3.4 Prophylaxis for dental procedures
3.5 Prophylaxis for non-dental procedures
3.5.1 Respiratory tract procedures
3.5.2 Gastrointestinal or genitourinary procedures
3.5.3 Dermatological or musculoskeletal procedures
3.5.4 Body piercing and tattooing
3.5.5 Cardiac or vascular interventions
3.5.6 Healthcare-associated infective endocarditis
4. The ‘Endocarditis Team’
5. Diagnosis
5.1 Clinical features
5.2 Laboratory findings
5.3 Imaging techniques
5.3.1 Echocardiography
5.3.2 Multislice computed tomography
5.3.3 Magnetic resonance imaging
5.3.4 Nuclear imaging
5.4 Microbiological diagnosis
5.4.1 Blood culture–positive infective endocarditis
5.4.2 Blood culture–negative infective endocarditis
5.4.3 Histological diagnosis of infective endocarditis
5.4.4 Proposed strategy for a microbiological diagnostic algorithm in suspected IE
5.5 Diagnostic criteria
6. Prognostic assessment at admission
7. Antimicrobial therapy: principles and methods
7.1 General principles
7.2 Penicillin-susceptible oral streptococci and Streptococcus bovis group
7.3 Penicillin-resistant oral streptococci and Streptococcus bovis group
7.4 Streptococcus pneumoniae, beta-haemolytic streptococci (groups A, B, C, and G)
7.5 Granulicatella and Abiotrophia (formerly nutritionally variant streptococci)
7.6 Staphylococcus aureus and coagulase-negative staphylococci
7.7 Methicillin-resistant and vancomycin-resistant staphylococci
7.8 Enterococcus spp
7.9 Gram-negative bacteria
7.9.1 HACEK-related species

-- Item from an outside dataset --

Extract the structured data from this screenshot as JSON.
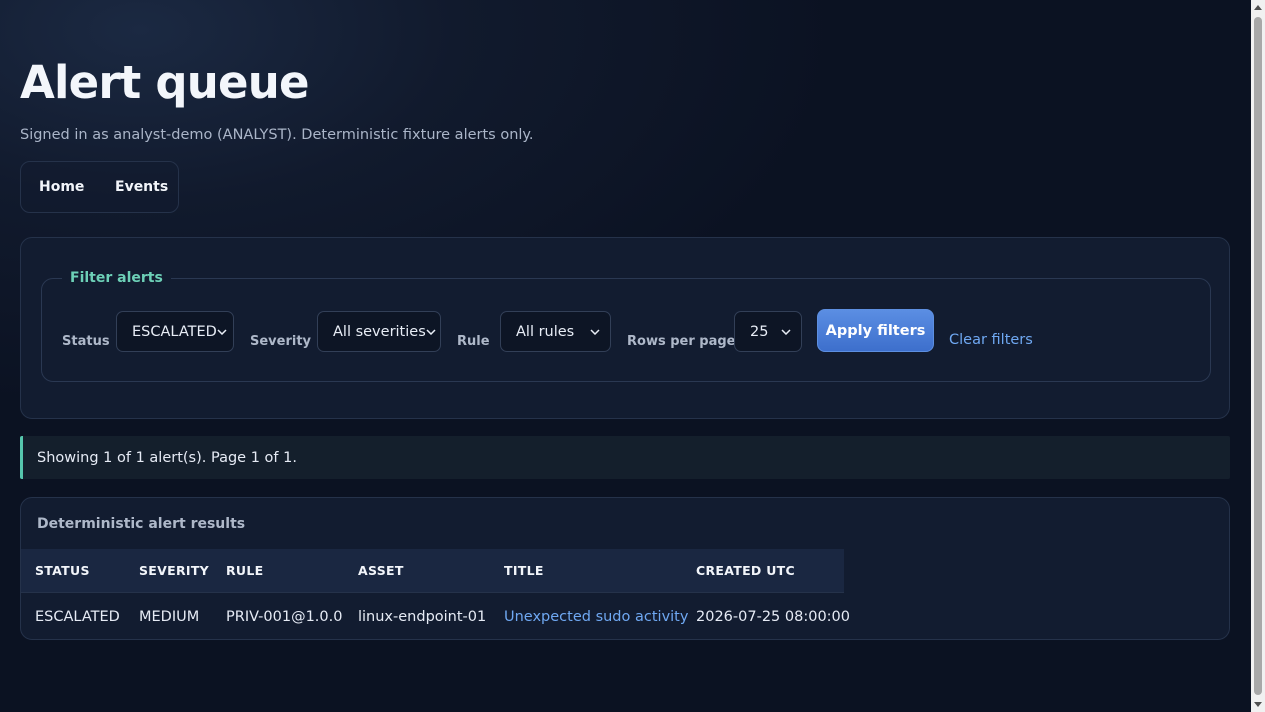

7.9.2 Non-HACEK species
7.10 Blood culture–negative infective endocarditis
7.11 Fungi
7.12 Empirical therapy
7.13 Outpatient parenteral antibiotic therapy for infective endocarditis
8. Main complications of left-sided valve infective endocarditis and their management
8.1 Heart failure
8.1.1 Heart failure in infective endocarditis
8.1.2 Indications and timing of surgery in the presence of
heart failure in infective endocarditis
8.2 Uncontrolled infection
8.2.1 Persisting infection
8.2.2 Perivalvular extension in infective endocarditis
8.2.3 Indications and timing of surgery in the presence of uncontrolled infection in infective endocarditis
8.3 Prevention of systemic embolism
8.3.1 Embolic events in infective endocarditis
8.3.2 Predicting the risk of embolism
8.3.3 Indications and timing of surgery to prevent embolism in infective endocarditis
9. Other complications of infective endocarditis
9.1 Neurological complications
9.2 Infectious aneurysms
9.3 Splenic complications
9.4 Myocarditis and pericarditis
9.5 Heart rhythm and conduction disturbances
9.6 Musculoskeletal manifestations
9.7 Acute renal failure
10. Surgical therapy: principles and methods
10.1 Operative risk assessment
10.2 Preoperative and perioperative management
10.2.1 Coronary angiography
10.2.2 Extracardiac infection
10.2.3 Intraoperative echocardiography
10.3 Surgical approach and techniques
10.4 Postoperative complications
11. Outcome after discharge: follow-up and long-term prognosis
11.1 Recurrences: relapses and reinfections
11.2 Short-term follow-up
11.3 Long-term prognosis
12. Management of specific situations
12.1 Prosthetic valve endocarditis
12.1.1 Definition and pathophysiology
12.1.2 Diagnosis
12.1.3 Prognosis and treatment
12.2 Infective endocarditis affecting cardiac implantable electronic devices
12.2.1 Introduction
12.2.2 Definitions of cardiac device infections
12.2.3 Pathophysiology
12.2.4 Risk factors
12.2.5 Microbiology
12.2.6 Diagnosis
12.2.7 Treatment
12.2.8 Antimicrobial therapy
12.2.9 Complete hardware removal (device and lead extraction)
12.2.10 Reimplantation
12.2.11 Prophylaxis
12.3 Infective endocarditis in the intensive care unit
12.3.1 Organisms
12.3.2 Diagnosis
12.3.3 Management
12.4 Right-sided infective endocarditis
12.5 Infective endocarditis in congenital heart disease
12.6 Infective endocarditis during pregnancy
12.7 Antithrombotic therapy in infective endocarditis
12.8 Non-bacterial thrombotic endocarditis and endocarditis associated with cancers
12.8.2 Infective endocarditis associated with cancer
13. To do and not to do messages from the guidelines
14. Appendix
15. References


Previous version available to download
Published in 2009
Reference European Heart Journal (2009) 30, 2369–2413; doi:10.1093/eurheartj/ehp285